The PD of the present invention has a simple architecture with a low gate count. This in turn reduces the physical implementation complexity. Moreover, the clock and data loading is low. Also, the latency of the PD of the present invention is reduced as a result of the low gate count. To achieve the above, in a first aspect of the present invention, a phase detector and a method , includes a first flip-flop for sampling an incoming data signal in accordance with a first local clock signal to produce a first sampled data signal, a second flip-flop for sampling the incoming data signal in accordance with a second local clock signal to produce a second sampled data signal, and a third flip-flop for sampling the second sampled data signal, as based on the first sampled data signal, to produce a binary control signal.
The third flip-flop preferably includes a double-edge flip-flop. The foregoing and other purposes, aspects and advantages will be better understood from the following detailed description of preferred embodiments of the invention with reference to the drawings, in which:. Referring now to the drawings, FIG. The PD includes a plurality e. M-DETDFF operates in a similar way as a classical double-edge-triggered data flip-flop which transfers its input to its output on each transition of the sampling signal.
Instead of transferring its input on each sampling edge, however, the M-DETDFF alternatively transfers its input to its output on one sampling edge, and the complement of its input to its output on the other sampling edge.
An example of such a circuit is given in FIG. The first clock signal is also applied to the clock input C of the third ETDFF , thereby sampling the signal PD is optimized to be preferably used in a receiver of a transmission system to recover the clock signals and from the signal using the phase-locked loop technique.

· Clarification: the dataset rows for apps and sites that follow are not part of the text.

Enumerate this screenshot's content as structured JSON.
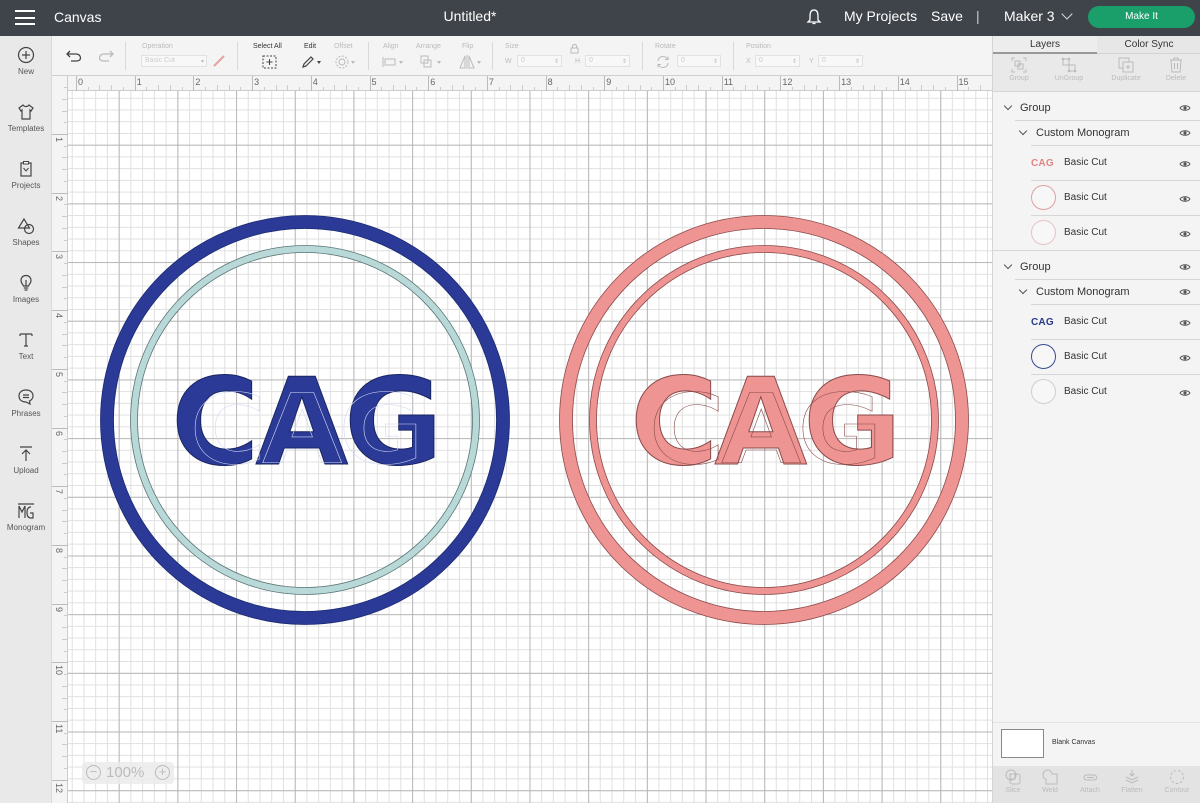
{
  "topbar": {
    "app_title": "Canvas",
    "doc_title": "Untitled*",
    "my_projects": "My Projects",
    "save": "Save",
    "separator": "|",
    "machine": "Maker 3",
    "make_it": "Make It"
  },
  "sidebar": {
    "items": [
      {
        "label": "New",
        "icon": "plus-circle-icon"
      },
      {
        "label": "Templates",
        "icon": "tshirt-icon"
      },
      {
        "label": "Projects",
        "icon": "projects-icon"
      },
      {
        "label": "Shapes",
        "icon": "shapes-icon"
      },
      {
        "label": "Images",
        "icon": "lightbulb-icon"
      },
      {
        "label": "Text",
        "icon": "text-icon"
      },
      {
        "label": "Phrases",
        "icon": "speech-bubble-icon"
      },
      {
        "label": "Upload",
        "icon": "upload-icon"
      },
      {
        "label": "Monogram",
        "icon": "monogram-icon"
      }
    ]
  },
  "toolbar": {
    "operation_label": "Operation",
    "operation_value": "Basic Cut",
    "select_all_label": "Select All",
    "edit_label": "Edit",
    "offset_label": "Offset",
    "align_label": "Align",
    "arrange_label": "Arrange",
    "flip_label": "Flip",
    "size_label": "Size",
    "w_label": "W",
    "w_value": "0",
    "h_label": "H",
    "h_value": "0",
    "rotate_label": "Rotate",
    "rotate_value": "0",
    "position_label": "Position",
    "x_label": "X",
    "x_value": "0",
    "y_label": "Y",
    "y_value": "0"
  },
  "rulers": {
    "horizontal": [
      "0",
      "1",
      "2",
      "3",
      "4",
      "5",
      "6",
      "7",
      "8",
      "9",
      "10",
      "11",
      "12",
      "13",
      "14",
      "15"
    ],
    "vertical": [
      "1",
      "2",
      "3",
      "4",
      "5",
      "6",
      "7",
      "8",
      "9",
      "10",
      "11",
      "12"
    ]
  },
  "canvas": {
    "zoom": "100%",
    "designs": [
      {
        "name": "blue-monogram",
        "text": "CAG",
        "outer_ring_color": "#2a3a96",
        "inner_ring_color": "#b9d8d8",
        "text_color": "#2a3a96"
      },
      {
        "name": "pink-monogram",
        "text": "CAG",
        "outer_ring_color": "#ee9593",
        "inner_ring_color": "#ee9593",
        "text_color": "#ee9593"
      }
    ]
  },
  "panel": {
    "tabs": [
      "Layers",
      "Color Sync"
    ],
    "actions": [
      "Group",
      "UnGroup",
      "Duplicate",
      "Delete"
    ],
    "layers": [
      {
        "type": "group",
        "label": "Group"
      },
      {
        "type": "subgroup",
        "label": "Custom Monogram"
      },
      {
        "type": "text",
        "thumb": "CAG",
        "color": "#e08585",
        "label": "Basic Cut"
      },
      {
        "type": "circle",
        "color": "#e0a0a0",
        "label": "Basic Cut"
      },
      {
        "type": "circle",
        "color": "#e6c4c4",
        "label": "Basic Cut"
      },
      {
        "type": "group",
        "label": "Group"
      },
      {
        "type": "subgroup",
        "label": "Custom Monogram"
      },
      {
        "type": "text",
        "thumb": "CAG",
        "color": "#2a3a86",
        "label": "Basic Cut"
      },
      {
        "type": "circle",
        "color": "#3a4a90",
        "label": "Basic Cut"
      },
      {
        "type": "circle",
        "color": "#cfcfcf",
        "label": "Basic Cut"
      }
    ],
    "blank_canvas": "Blank Canvas",
    "bottom_actions": [
      "Slice",
      "Weld",
      "Attach",
      "Flatten",
      "Contour"
    ]
  }
}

The signal is in this case a random data stream. In the rest of the description, the signal refers to a random data stream which is preferably NRZ Non-Return-to-Zero coded and will be referred to as data It is noted that PD is optimized if the clock signals and have preferably exactly the same frequency, the clock signal being preferably half a data bit time late compared to the clock signal The data bit time preferably is equal to half of the smallest period presents in the signal.
The rate of data preferably is equal to the inverse of a bit time.